▶ _DESCRIPTION OF THE TASK_:
Skip the images; return every entry exactly.

▶ _RECORDS SUPPLIED_:
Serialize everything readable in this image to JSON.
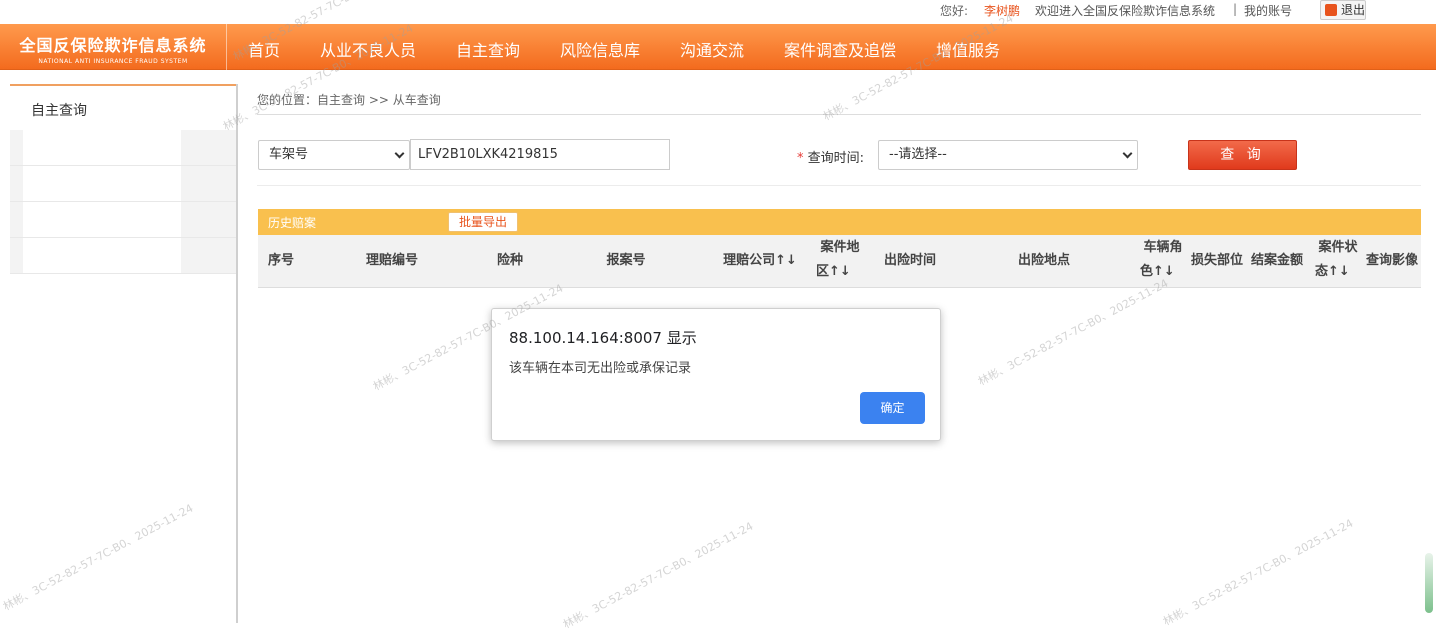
{
  "topbar": {
    "greeting": "您好:",
    "username": "李树鹏",
    "welcome": "欢迎进入全国反保险欺诈信息系统",
    "separator": "|",
    "my_account": "我的账号",
    "logout": "退出"
  },
  "logo": {
    "title": "全国反保险欺诈信息系统",
    "subtitle": "NATIONAL ANTI INSURANCE FRAUD SYSTEM"
  },
  "nav": {
    "items": [
      {
        "label": "首页"
      },
      {
        "label": "从业不良人员"
      },
      {
        "label": "自主查询"
      },
      {
        "label": "风险信息库"
      },
      {
        "label": "沟通交流"
      },
      {
        "label": "案件调查及追偿"
      },
      {
        "label": "增值服务"
      }
    ]
  },
  "sidebar": {
    "title": "自主查询"
  },
  "breadcrumb": "您的位置：自主查询 >> 从车查询",
  "search": {
    "field_type": "车架号",
    "field_value": "LFV2B10LXK4219815",
    "time_label_star": "*",
    "time_label": "查询时间:",
    "time_value": "--请选择--",
    "query_button": "查 询"
  },
  "history": {
    "title": "历史赔案",
    "export_button": "批量导出"
  },
  "table": {
    "columns": [
      {
        "l1": "序号",
        "l2": ""
      },
      {
        "l1": "理赔编号",
        "l2": ""
      },
      {
        "l1": "险种",
        "l2": ""
      },
      {
        "l1": "报案号",
        "l2": ""
      },
      {
        "l1": "理赔公司↑↓",
        "l2": ""
      },
      {
        "l1": "案件地",
        "l2": "区↑↓"
      },
      {
        "l1": "出险时间",
        "l2": ""
      },
      {
        "l1": "出险地点",
        "l2": ""
      },
      {
        "l1": "车辆角",
        "l2": "色↑↓"
      },
      {
        "l1": "损失部位",
        "l2": ""
      },
      {
        "l1": "结案金额",
        "l2": ""
      },
      {
        "l1": "案件状",
        "l2": "态↑↓"
      },
      {
        "l1": "查询影像",
        "l2": ""
      }
    ]
  },
  "dialog": {
    "title": "88.100.14.164:8007 显示",
    "message": "该车辆在本司无出险或承保记录",
    "ok_button": "确定"
  },
  "watermarks": [
    {
      "text": "林彬、3C-52-82-57-7C-B0、2025-11-24"
    },
    {
      "text": "林彬、3C-52-82-57-7C-B0、2025-11-24"
    },
    {
      "text": "林彬、3C-52-82-57-7C-B0、2025-11-24"
    },
    {
      "text": "林彬、3C-52-82-57-7C-B0、2025-11-24"
    },
    {
      "text": "林彬、3C-52-82-57-7C-B0、2025-11-24"
    },
    {
      "text": "林彬、3C-52-82-57-7C-B0、2025-11-24"
    },
    {
      "text": "林彬、3C-52-82-57-7C-B0、2025-11-24"
    },
    {
      "text": "林彬、3C-52-82-57-7C-B0、2025-11-24"
    }
  ]
}
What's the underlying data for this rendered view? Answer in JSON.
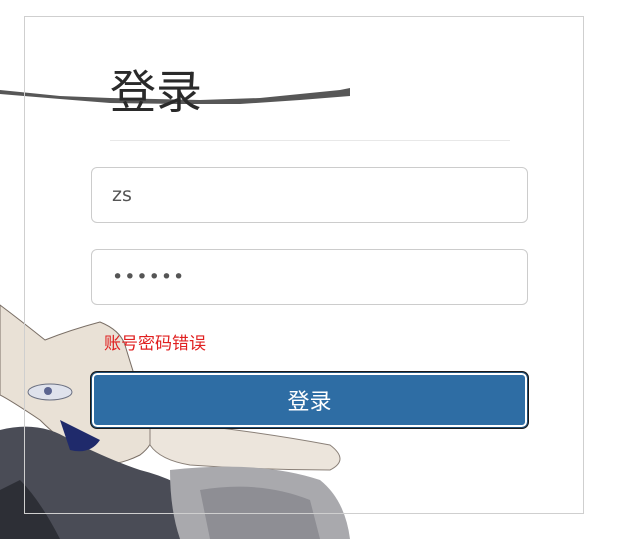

▶ _WRITTEN RESPONSE_:
Serialize everything readable in this image to JSON.
{
  "topbar": {
    "greeting": "您好:",
    "username": "李树鹏",
    "welcome": "欢迎进入全国反保险欺诈信息系统",
    "separator": "|",
    "my_account": "我的账号",
    "logout": "退出"
  },
  "logo": {
    "title": "全国反保险欺诈信息系统",
    "subtitle": "NATIONAL ANTI INSURANCE FRAUD SYSTEM"
  },
  "nav": {
    "items": [
      {
        "label": "首页"
      },
      {
        "label": "从业不良人员"
      },
      {
        "label": "自主查询"
      },
      {
        "label": "风险信息库"
      },
      {
        "label": "沟通交流"
      },
      {
        "label": "案件调查及追偿"
      },
      {
        "label": "增值服务"
      }
    ]
  },
  "sidebar": {
    "title": "自主查询"
  },
  "breadcrumb": "您的位置：自主查询 >> 从车查询",
  "search": {
    "field_type": "车架号",
    "field_value": "LFV2B10LXK4219815",
    "time_label_star": "*",
    "time_label": "查询时间:",
    "time_value": "--请选择--",
    "query_button": "查 询"
  },
  "history": {
    "title": "历史赔案",
    "export_button": "批量导出"
  },
  "table": {
    "columns": [
      {
        "l1": "序号",
        "l2": ""
      },
      {
        "l1": "理赔编号",
        "l2": ""
      },
      {
        "l1": "险种",
        "l2": ""
      },
      {
        "l1": "报案号",
        "l2": ""
      },
      {
        "l1": "理赔公司↑↓",
        "l2": ""
      },
      {
        "l1": "案件地",
        "l2": "区↑↓"
      },
      {
        "l1": "出险时间",
        "l2": ""
      },
      {
        "l1": "出险地点",
        "l2": ""
      },
      {
        "l1": "车辆角",
        "l2": "色↑↓"
      },
      {
        "l1": "损失部位",
        "l2": ""
      },
      {
        "l1": "结案金额",
        "l2": ""
      },
      {
        "l1": "案件状",
        "l2": "态↑↓"
      },
      {
        "l1": "查询影像",
        "l2": ""
      }
    ]
  },
  "dialog": {
    "title": "88.100.14.164:8007 显示",
    "message": "该车辆在本司无出险或承保记录",
    "ok_button": "确定"
  },
  "watermarks": [
    {
      "text": "林彬、3C-52-82-57-7C-B0、2025-11-24"
    },
    {
      "text": "林彬、3C-52-82-57-7C-B0、2025-11-24"
    },
    {
      "text": "林彬、3C-52-82-57-7C-B0、2025-11-24"
    },
    {
      "text": "林彬、3C-52-82-57-7C-B0、2025-11-24"
    },
    {
      "text": "林彬、3C-52-82-57-7C-B0、2025-11-24"
    },
    {
      "text": "林彬、3C-52-82-57-7C-B0、2025-11-24"
    },
    {
      "text": "林彬、3C-52-82-57-7C-B0、2025-11-24"
    },
    {
      "text": "林彬、3C-52-82-57-7C-B0、2025-11-24"
    }
  ]
}
What's the underlying data for this rendered view? Answer in JSON.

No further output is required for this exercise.